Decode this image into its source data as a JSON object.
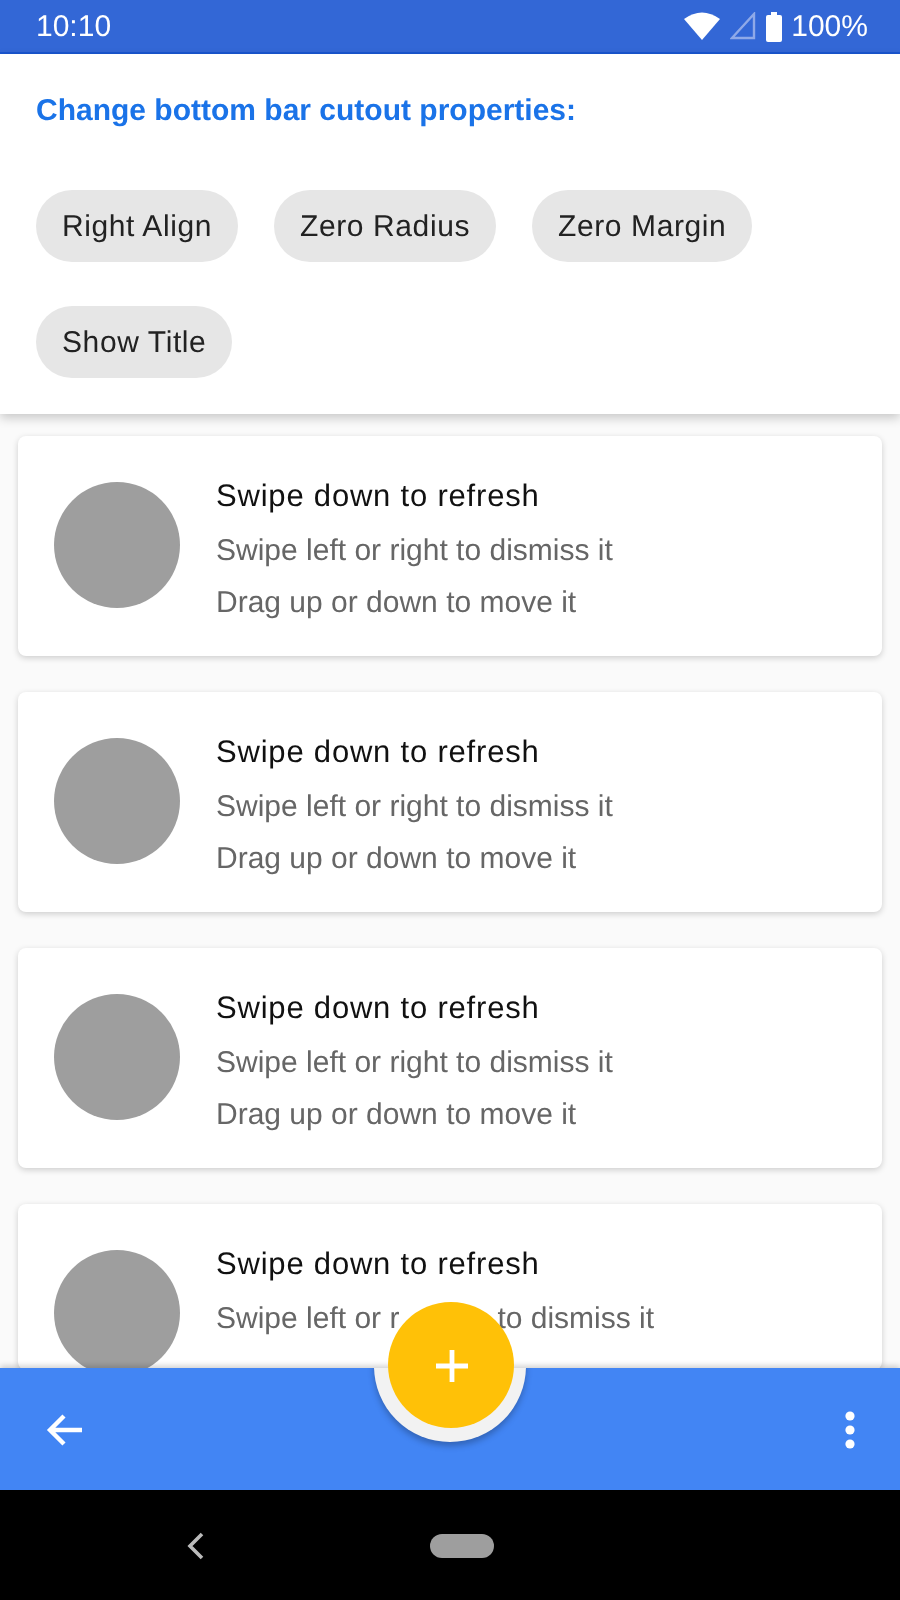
{
  "status_bar": {
    "time": "10:10",
    "battery": "100%"
  },
  "header": {
    "title": "Change bottom bar cutout properties:",
    "chips": [
      {
        "label": "Right Align"
      },
      {
        "label": "Zero Radius"
      },
      {
        "label": "Zero Margin"
      },
      {
        "label": "Show Title"
      }
    ]
  },
  "cards": [
    {
      "title": "Swipe down to refresh",
      "lines": [
        [
          "Swipe left or right to dismiss it"
        ],
        [
          "Drag up or down to move it"
        ]
      ]
    },
    {
      "title": "Swipe down to refresh",
      "lines": [
        [
          "Swipe left or right to dismiss it"
        ],
        [
          "Drag up or down to move it"
        ]
      ]
    },
    {
      "title": "Swipe down to refresh",
      "lines": [
        [
          "Swipe left or right to dismiss it"
        ],
        [
          "Drag up or down to move it"
        ]
      ]
    },
    {
      "title": "Swipe down to refresh",
      "lines": [
        [
          "Swipe left or r",
          "to dismiss it"
        ]
      ]
    }
  ]
}
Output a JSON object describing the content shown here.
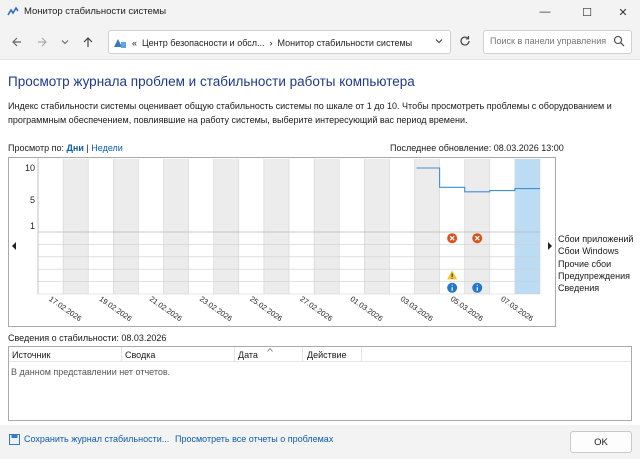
{
  "window": {
    "title": "Монитор стабильности системы",
    "controls": {
      "minimize": "—",
      "maximize": "☐",
      "close": "✕"
    }
  },
  "address_bar": {
    "breadcrumb_prefix": "«",
    "crumb1": "Центр безопасности и обсл...",
    "separator": "›",
    "crumb2": "Монитор стабильности системы",
    "search_placeholder": "Поиск в панели управления"
  },
  "page": {
    "heading": "Просмотр журнала проблем и стабильности работы компьютера",
    "description": "Индекс стабильности системы оценивает общую стабильность системы по шкале от 1 до 10. Чтобы просмотреть проблемы с оборудованием и программным обеспечением, повлиявшие на работу системы, выберите интересующий вас период времени.",
    "view_by_label": "Просмотр по:",
    "view_days": "Дни",
    "view_sep": "|",
    "view_weeks": "Недели",
    "last_update": "Последнее обновление: 08.03.2026 13:00"
  },
  "chart_data": {
    "type": "line",
    "title": "",
    "y_ticks": [
      "10",
      "5",
      "1"
    ],
    "ylim": [
      1,
      10
    ],
    "x_date_labels": [
      "17.02.2026",
      "19.02.2026",
      "21.02.2026",
      "23.02.2026",
      "25.02.2026",
      "27.02.2026",
      "01.03.2026",
      "03.03.2026",
      "05.03.2026",
      "07.03.2026"
    ],
    "day_columns": 20,
    "selected_day_index": 19,
    "stability_index": [
      {
        "day": "04.03.2026",
        "value": 10
      },
      {
        "day": "05.03.2026",
        "value": 7.0
      },
      {
        "day": "06.03.2026",
        "value": 6.3
      },
      {
        "day": "07.03.2026",
        "value": 6.5
      },
      {
        "day": "08.03.2026",
        "value": 6.8
      }
    ],
    "event_rows": [
      "Сбои приложений",
      "Сбои Windows",
      "Прочие сбои",
      "Предупреждения",
      "Сведения"
    ],
    "events": [
      {
        "day": "05.03.2026",
        "row": "Сбои приложений",
        "icon": "error-icon"
      },
      {
        "day": "06.03.2026",
        "row": "Сбои приложений",
        "icon": "error-icon"
      },
      {
        "day": "05.03.2026",
        "row": "Предупреждения",
        "icon": "warning-icon"
      },
      {
        "day": "05.03.2026",
        "row": "Сведения",
        "icon": "info-icon"
      },
      {
        "day": "06.03.2026",
        "row": "Сведения",
        "icon": "info-icon"
      }
    ],
    "colors": {
      "line": "#3f8fd0",
      "selected_column": "#bcdcf4",
      "weekend_column": "#ececec",
      "error": "#d9531e",
      "warning": "#f2c12e",
      "info": "#2378c8"
    }
  },
  "details": {
    "title": "Сведения о стабильности: 08.03.2026",
    "columns": [
      "Источник",
      "Сводка",
      "Дата",
      "Действие"
    ],
    "empty_text": "В данном представлении нет отчетов."
  },
  "footer": {
    "save_link": "Сохранить журнал стабильности...",
    "view_all_link": "Просмотреть все отчеты о проблемах",
    "ok": "OK"
  }
}
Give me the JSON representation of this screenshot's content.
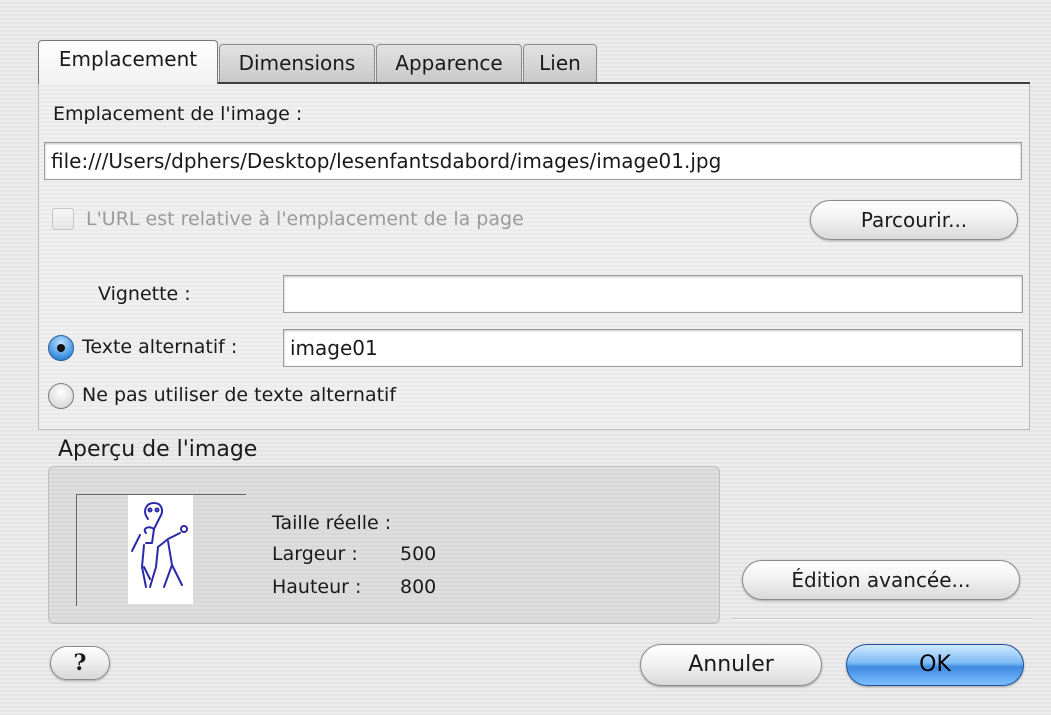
{
  "tabs": [
    {
      "label": "Emplacement",
      "active": true
    },
    {
      "label": "Dimensions",
      "active": false
    },
    {
      "label": "Apparence",
      "active": false
    },
    {
      "label": "Lien",
      "active": false
    }
  ],
  "location": {
    "label": "Emplacement de l'image :",
    "url_value": "file:///Users/dphers/Desktop/lesenfantsdabord/images/image01.jpg",
    "relative_checkbox_label": "L'URL est relative à l'emplacement de la page",
    "relative_checked": false,
    "relative_enabled": false,
    "browse_label": "Parcourir..."
  },
  "tooltip": {
    "label": "Vignette :",
    "value": ""
  },
  "alt": {
    "alt_text_label": "Texte alternatif :",
    "alt_text_value": "image01",
    "alt_text_selected": true,
    "no_alt_label": "Ne pas utiliser de texte alternatif",
    "no_alt_selected": false
  },
  "preview": {
    "heading": "Aperçu de l'image",
    "actual_size_label": "Taille réelle :",
    "width_label": "Largeur :",
    "width_value": "500",
    "height_label": "Hauteur :",
    "height_value": "800",
    "advanced_edit_label": "Édition avancée..."
  },
  "footer": {
    "help_label": "?",
    "cancel_label": "Annuler",
    "ok_label": "OK"
  },
  "colors": {
    "default_button": "#3f8ae0",
    "sketch_stroke": "#2a2aa8"
  }
}
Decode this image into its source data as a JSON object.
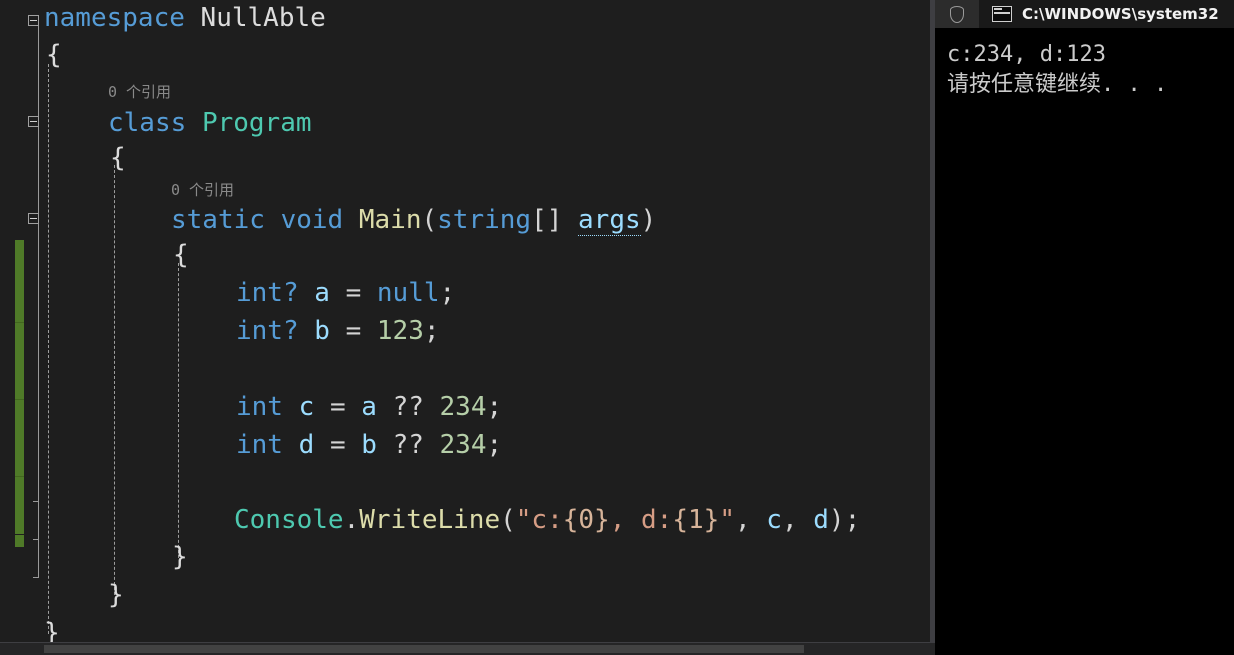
{
  "editor": {
    "language": "csharp",
    "background": "#1e1e1e",
    "change_bar_color": "#4f7a28",
    "codelens": {
      "class_refs": "0 个引用",
      "method_refs": "0 个引用"
    },
    "code_lines": [
      {
        "indent": 0,
        "text": "namespace NullAble"
      },
      {
        "indent": 0,
        "text": "{"
      },
      {
        "indent": 1,
        "text": "class Program"
      },
      {
        "indent": 1,
        "text": "{"
      },
      {
        "indent": 2,
        "text": "static void Main(string[] args)"
      },
      {
        "indent": 2,
        "text": "{"
      },
      {
        "indent": 3,
        "text": "int? a = null;"
      },
      {
        "indent": 3,
        "text": "int? b = 123;"
      },
      {
        "indent": 3,
        "text": ""
      },
      {
        "indent": 3,
        "text": "int c = a ?? 234;"
      },
      {
        "indent": 3,
        "text": "int d = b ?? 234;"
      },
      {
        "indent": 3,
        "text": ""
      },
      {
        "indent": 3,
        "text": "Console.WriteLine(\"c:{0}, d:{1}\", c, d);"
      },
      {
        "indent": 2,
        "text": "}"
      },
      {
        "indent": 1,
        "text": "}"
      },
      {
        "indent": 0,
        "text": "}"
      }
    ],
    "tokens": {
      "namespace_kw": "namespace",
      "namespace_name": "NullAble",
      "class_kw": "class",
      "class_name": "Program",
      "static_kw": "static",
      "void_kw": "void",
      "main_name": "Main",
      "string_kw": "string",
      "args_name": "args",
      "int_kw": "int",
      "nullable_mark": "?",
      "a_name": "a",
      "b_name": "b",
      "c_name": "c",
      "d_name": "d",
      "null_kw": "null",
      "num_123": "123",
      "num_234": "234",
      "coalesce_op": "??",
      "assign_op": "=",
      "console_type": "Console",
      "writeline_method": "WriteLine",
      "format_string_open": "\"c:",
      "format_arg0": "{0}",
      "format_mid": ", d:",
      "format_arg1": "{1}",
      "format_string_close": "\"",
      "semicolon": ";",
      "open_brace": "{",
      "close_brace": "}",
      "open_paren": "(",
      "close_paren": ")",
      "brackets": "[]",
      "comma": ","
    }
  },
  "console_window": {
    "title": "C:\\WINDOWS\\system32",
    "icon": "console-window-icon",
    "shield_button": "shield-icon",
    "background": "#000000",
    "titlebar_background": "#191919",
    "output_lines": [
      "c:234, d:123",
      "请按任意键继续. . ."
    ]
  }
}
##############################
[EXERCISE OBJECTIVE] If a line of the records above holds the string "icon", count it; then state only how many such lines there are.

[TASK ANSWER] 7